Are we witnessing a grassroots, consumer-led movement that is reshaping the food industry where government and regulatory oversight has failed?
Recently HighWire host Del Bigtree interviewed author and investigative journalist Carey Gillam. Gillam has been investigating these issues since 1998 when Reuters first assigned her to start covering food, agriculture and the big business of GMO seeds and the chemicals used with them. Having tracked the research and data that plays into both human health and environmental impact, as well as investigating the FDA and USDA, Gillam states:
“What I found so frustrating over the years is, while they [regulatory agencies] would test for hundreds of different insecticides and fungicides and herbicides, they never would test for glyphosate…the most widely used agrochemical in the world – the most widely used herbicide in history.”
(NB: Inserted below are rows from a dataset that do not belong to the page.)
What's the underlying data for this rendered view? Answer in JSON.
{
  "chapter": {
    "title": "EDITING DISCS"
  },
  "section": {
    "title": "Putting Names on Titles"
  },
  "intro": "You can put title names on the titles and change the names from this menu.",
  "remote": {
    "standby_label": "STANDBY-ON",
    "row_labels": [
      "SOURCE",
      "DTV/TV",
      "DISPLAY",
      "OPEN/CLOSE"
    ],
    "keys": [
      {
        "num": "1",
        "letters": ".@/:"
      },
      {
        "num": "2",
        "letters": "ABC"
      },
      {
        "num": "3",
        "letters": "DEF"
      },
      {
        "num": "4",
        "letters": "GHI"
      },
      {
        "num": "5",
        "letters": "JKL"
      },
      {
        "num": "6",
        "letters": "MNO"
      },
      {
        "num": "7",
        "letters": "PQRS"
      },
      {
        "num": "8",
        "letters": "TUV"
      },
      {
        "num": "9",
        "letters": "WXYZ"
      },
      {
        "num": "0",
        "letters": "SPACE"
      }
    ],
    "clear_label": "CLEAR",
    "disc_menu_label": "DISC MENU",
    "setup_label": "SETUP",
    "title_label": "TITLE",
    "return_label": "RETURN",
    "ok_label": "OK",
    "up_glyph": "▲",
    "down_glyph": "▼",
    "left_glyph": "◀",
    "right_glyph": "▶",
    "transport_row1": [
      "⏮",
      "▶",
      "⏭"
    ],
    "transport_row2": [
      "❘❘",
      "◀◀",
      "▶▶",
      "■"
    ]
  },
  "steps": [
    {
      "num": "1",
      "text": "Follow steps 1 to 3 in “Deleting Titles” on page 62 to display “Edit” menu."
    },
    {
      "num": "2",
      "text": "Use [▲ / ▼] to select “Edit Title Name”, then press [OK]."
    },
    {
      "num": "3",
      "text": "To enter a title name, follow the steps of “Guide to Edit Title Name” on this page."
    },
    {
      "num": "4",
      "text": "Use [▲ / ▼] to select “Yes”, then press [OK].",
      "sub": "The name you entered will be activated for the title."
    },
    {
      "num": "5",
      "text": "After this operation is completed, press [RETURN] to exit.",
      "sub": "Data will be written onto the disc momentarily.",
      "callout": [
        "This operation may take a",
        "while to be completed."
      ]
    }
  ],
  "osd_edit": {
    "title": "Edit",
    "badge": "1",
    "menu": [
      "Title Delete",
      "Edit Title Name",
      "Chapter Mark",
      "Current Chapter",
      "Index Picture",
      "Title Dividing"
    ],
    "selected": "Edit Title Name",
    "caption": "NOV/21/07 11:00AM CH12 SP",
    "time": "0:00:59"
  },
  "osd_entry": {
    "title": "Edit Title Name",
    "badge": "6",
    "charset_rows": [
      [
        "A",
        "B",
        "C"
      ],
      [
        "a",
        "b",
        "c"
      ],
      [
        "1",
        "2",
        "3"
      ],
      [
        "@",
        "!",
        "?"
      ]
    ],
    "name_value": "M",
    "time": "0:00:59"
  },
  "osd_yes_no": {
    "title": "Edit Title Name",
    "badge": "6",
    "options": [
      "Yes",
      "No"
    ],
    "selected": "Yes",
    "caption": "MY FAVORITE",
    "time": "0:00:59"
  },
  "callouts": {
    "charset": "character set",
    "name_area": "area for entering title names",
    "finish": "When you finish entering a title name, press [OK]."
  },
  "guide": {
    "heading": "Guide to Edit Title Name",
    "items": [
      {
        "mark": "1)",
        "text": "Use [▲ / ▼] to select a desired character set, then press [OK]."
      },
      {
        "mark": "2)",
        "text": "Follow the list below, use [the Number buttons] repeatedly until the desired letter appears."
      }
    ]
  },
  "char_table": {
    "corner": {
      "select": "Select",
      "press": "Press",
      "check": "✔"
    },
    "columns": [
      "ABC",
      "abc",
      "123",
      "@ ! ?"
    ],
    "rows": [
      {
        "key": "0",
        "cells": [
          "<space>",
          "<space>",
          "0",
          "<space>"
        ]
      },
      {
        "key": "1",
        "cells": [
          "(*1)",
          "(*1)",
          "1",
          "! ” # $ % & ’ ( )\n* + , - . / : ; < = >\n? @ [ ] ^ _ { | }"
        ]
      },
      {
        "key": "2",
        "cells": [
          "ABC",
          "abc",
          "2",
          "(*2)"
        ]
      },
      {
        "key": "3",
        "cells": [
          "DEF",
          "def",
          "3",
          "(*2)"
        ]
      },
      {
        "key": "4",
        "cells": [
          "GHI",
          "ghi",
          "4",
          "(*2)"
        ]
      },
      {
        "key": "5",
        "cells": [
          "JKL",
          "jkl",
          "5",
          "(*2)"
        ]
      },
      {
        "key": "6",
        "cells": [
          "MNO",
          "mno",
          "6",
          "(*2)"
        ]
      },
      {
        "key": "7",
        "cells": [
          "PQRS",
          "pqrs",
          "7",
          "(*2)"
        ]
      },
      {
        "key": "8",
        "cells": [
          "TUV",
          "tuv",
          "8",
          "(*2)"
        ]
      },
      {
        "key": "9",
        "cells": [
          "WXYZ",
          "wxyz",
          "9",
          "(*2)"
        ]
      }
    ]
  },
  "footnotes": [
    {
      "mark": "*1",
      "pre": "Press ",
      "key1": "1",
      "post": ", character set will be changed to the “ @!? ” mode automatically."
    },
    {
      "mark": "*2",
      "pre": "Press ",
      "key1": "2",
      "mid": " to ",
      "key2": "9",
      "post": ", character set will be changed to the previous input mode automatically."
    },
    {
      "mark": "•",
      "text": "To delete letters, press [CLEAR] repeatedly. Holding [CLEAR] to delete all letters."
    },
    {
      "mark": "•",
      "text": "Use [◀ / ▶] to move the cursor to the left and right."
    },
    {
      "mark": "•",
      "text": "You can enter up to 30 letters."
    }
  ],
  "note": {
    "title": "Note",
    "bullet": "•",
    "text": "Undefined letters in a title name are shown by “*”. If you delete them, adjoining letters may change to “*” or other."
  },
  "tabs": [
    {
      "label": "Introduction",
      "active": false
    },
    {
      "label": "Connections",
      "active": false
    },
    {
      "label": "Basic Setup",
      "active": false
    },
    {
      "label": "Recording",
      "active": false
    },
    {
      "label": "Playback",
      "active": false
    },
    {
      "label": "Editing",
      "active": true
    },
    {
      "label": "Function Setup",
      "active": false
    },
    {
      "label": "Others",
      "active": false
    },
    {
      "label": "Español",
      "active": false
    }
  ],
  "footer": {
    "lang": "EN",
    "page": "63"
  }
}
We are at a crossroads from the sustained saturation of toxic, inadequately tested agrochemical products in our everyday life. Unlike the generational toll on human health from Big Tobacco and asbestos corporations of times past, the toxic reach of agrochemical companies is becoming inescapable. As Gillam says, “It’s in our food, it’s in our bodies and we are told by the companies and the regulators that they work very closely with that we shouldn’t worry about this. But our independent scientists are telling us we need to worry about this and we need to be engaged and informed.”
Industry and regulatory bodies stand by the fact that these levels found in our food are only trace amounts and pose no threat to human health. However, as host Bigtree rationalized in the recent interview, “This is literally three meals a day. A trace amount only remains trace if you only came in contact with it once.”
A recent study published in the American Journal of Psychiatry should serve as a forbidding warning as the public expands its awareness around widespread agrochemical toxicity. The researchers tested to see whether elevated maternal levels of persistent environmental pollutants are associated with autism among offspring. The study looked at DDE, a metabolite of the insecticide DDT that was banned in the 1970s. The study found that mothers with the highest levels of DDE in their blood had more than doubled the odds of having children that developed autism and intellectual disability. According to the US Centers for Disease Control and Prevention (CDC), most of the population had detectable blood serum levels of DDE.
In closing, here are the university press release statements from the study’s lead author Alan Brown, M.D. of Columbia University Medical Center:
“We think of these chemicals in the past tense, relegated to a long-gone era of dangerous 20th Century toxins. Unfortunately, they are still present in the environment and are in our blood and tissues. In pregnant women, they are passed along to the developing fetus.”
How will we look back at glyphosate and its impact on our health and environment in the coming decades?